Interface dataset entries
★ ★ ★ ★ ★ ★ ★

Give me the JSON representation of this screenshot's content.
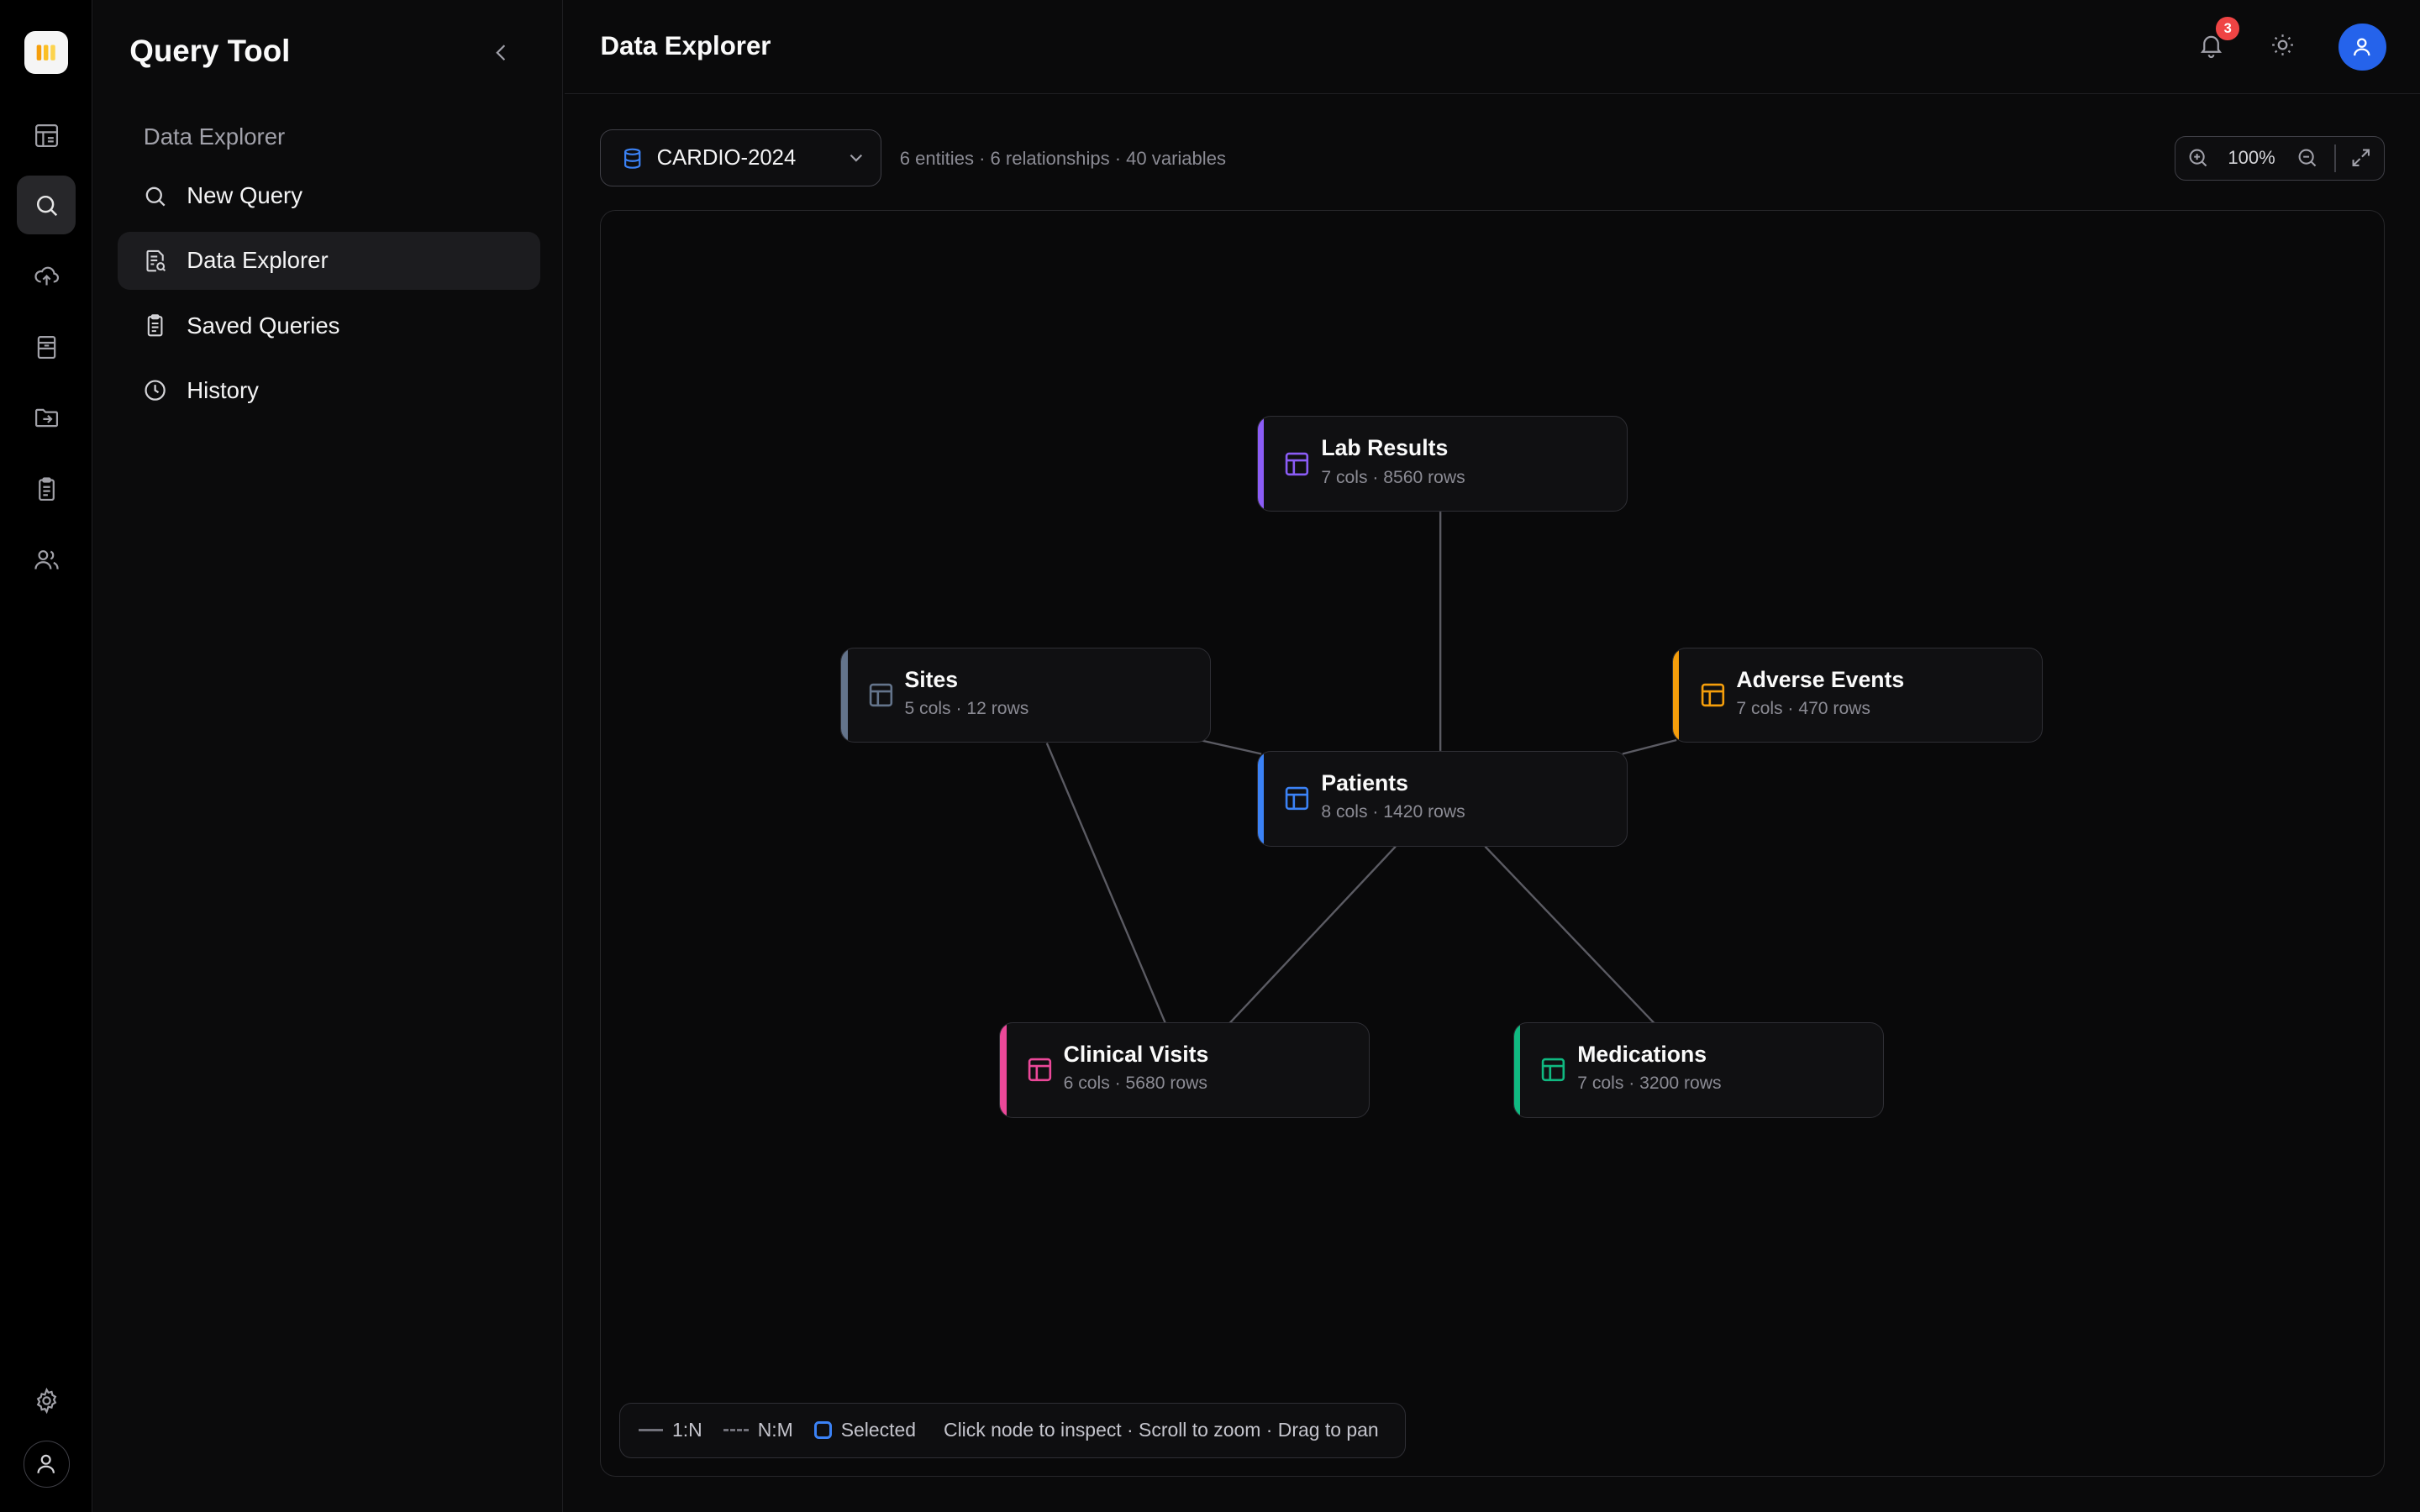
{
  "app": {
    "title": "Query Tool"
  },
  "rail": {
    "items": [
      "dashboard-icon",
      "search-icon",
      "upload-icon",
      "archive-icon",
      "folder-import-icon",
      "clipboard-icon",
      "users-icon"
    ],
    "active": "search-icon"
  },
  "sidebar": {
    "section": "Data Explorer",
    "items": [
      {
        "label": "New Query",
        "icon": "search-icon"
      },
      {
        "label": "Data Explorer",
        "icon": "data-explorer-icon",
        "active": true
      },
      {
        "label": "Saved Queries",
        "icon": "clipboard-icon"
      },
      {
        "label": "History",
        "icon": "clock-icon"
      }
    ]
  },
  "header": {
    "title": "Data Explorer",
    "notifications": "3"
  },
  "toolbar": {
    "dataset": "CARDIO-2024",
    "stats": "6 entities · 6 relationships · 40 variables",
    "zoom": "100%"
  },
  "graph": {
    "nodes": [
      {
        "id": "lab",
        "name": "Lab Results",
        "meta": "7 cols · 8560 rows",
        "color": "#8b5cf6"
      },
      {
        "id": "sites",
        "name": "Sites",
        "meta": "5 cols · 12 rows",
        "color": "#64748b"
      },
      {
        "id": "adverse",
        "name": "Adverse Events",
        "meta": "7 cols · 470 rows",
        "color": "#f59e0b"
      },
      {
        "id": "patients",
        "name": "Patients",
        "meta": "8 cols · 1420 rows",
        "color": "#3b82f6"
      },
      {
        "id": "visits",
        "name": "Clinical Visits",
        "meta": "6 cols · 5680 rows",
        "color": "#ec4899"
      },
      {
        "id": "meds",
        "name": "Medications",
        "meta": "7 cols · 3200 rows",
        "color": "#10b981"
      }
    ],
    "edges": [
      {
        "from": "lab",
        "to": "patients",
        "type": "1:N"
      },
      {
        "from": "sites",
        "to": "patients",
        "type": "1:N"
      },
      {
        "from": "adverse",
        "to": "patients",
        "type": "1:N"
      },
      {
        "from": "patients",
        "to": "visits",
        "type": "1:N"
      },
      {
        "from": "patients",
        "to": "meds",
        "type": "1:N"
      },
      {
        "from": "sites",
        "to": "visits",
        "type": "1:N"
      }
    ]
  },
  "legend": {
    "one_to_many": "1:N",
    "many_to_many": "N:M",
    "selected": "Selected",
    "hint": "Click node to inspect · Scroll to zoom · Drag to pan"
  }
}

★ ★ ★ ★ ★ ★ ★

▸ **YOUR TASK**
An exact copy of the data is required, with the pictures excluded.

▸ **TASK OUTPUT**
Give me the JSON representation of this screenshot's content.
{
  "app": {
    "title": "Query Tool"
  },
  "rail": {
    "items": [
      "dashboard-icon",
      "search-icon",
      "upload-icon",
      "archive-icon",
      "folder-import-icon",
      "clipboard-icon",
      "users-icon"
    ],
    "active": "search-icon"
  },
  "sidebar": {
    "section": "Data Explorer",
    "items": [
      {
        "label": "New Query",
        "icon": "search-icon"
      },
      {
        "label": "Data Explorer",
        "icon": "data-explorer-icon",
        "active": true
      },
      {
        "label": "Saved Queries",
        "icon": "clipboard-icon"
      },
      {
        "label": "History",
        "icon": "clock-icon"
      }
    ]
  },
  "header": {
    "title": "Data Explorer",
    "notifications": "3"
  },
  "toolbar": {
    "dataset": "CARDIO-2024",
    "stats": "6 entities · 6 relationships · 40 variables",
    "zoom": "100%"
  },
  "graph": {
    "nodes": [
      {
        "id": "lab",
        "name": "Lab Results",
        "meta": "7 cols · 8560 rows",
        "color": "#8b5cf6"
      },
      {
        "id": "sites",
        "name": "Sites",
        "meta": "5 cols · 12 rows",
        "color": "#64748b"
      },
      {
        "id": "adverse",
        "name": "Adverse Events",
        "meta": "7 cols · 470 rows",
        "color": "#f59e0b"
      },
      {
        "id": "patients",
        "name": "Patients",
        "meta": "8 cols · 1420 rows",
        "color": "#3b82f6"
      },
      {
        "id": "visits",
        "name": "Clinical Visits",
        "meta": "6 cols · 5680 rows",
        "color": "#ec4899"
      },
      {
        "id": "meds",
        "name": "Medications",
        "meta": "7 cols · 3200 rows",
        "color": "#10b981"
      }
    ],
    "edges": [
      {
        "from": "lab",
        "to": "patients",
        "type": "1:N"
      },
      {
        "from": "sites",
        "to": "patients",
        "type": "1:N"
      },
      {
        "from": "adverse",
        "to": "patients",
        "type": "1:N"
      },
      {
        "from": "patients",
        "to": "visits",
        "type": "1:N"
      },
      {
        "from": "patients",
        "to": "meds",
        "type": "1:N"
      },
      {
        "from": "sites",
        "to": "visits",
        "type": "1:N"
      }
    ]
  },
  "legend": {
    "one_to_many": "1:N",
    "many_to_many": "N:M",
    "selected": "Selected",
    "hint": "Click node to inspect · Scroll to zoom · Drag to pan"
  }
}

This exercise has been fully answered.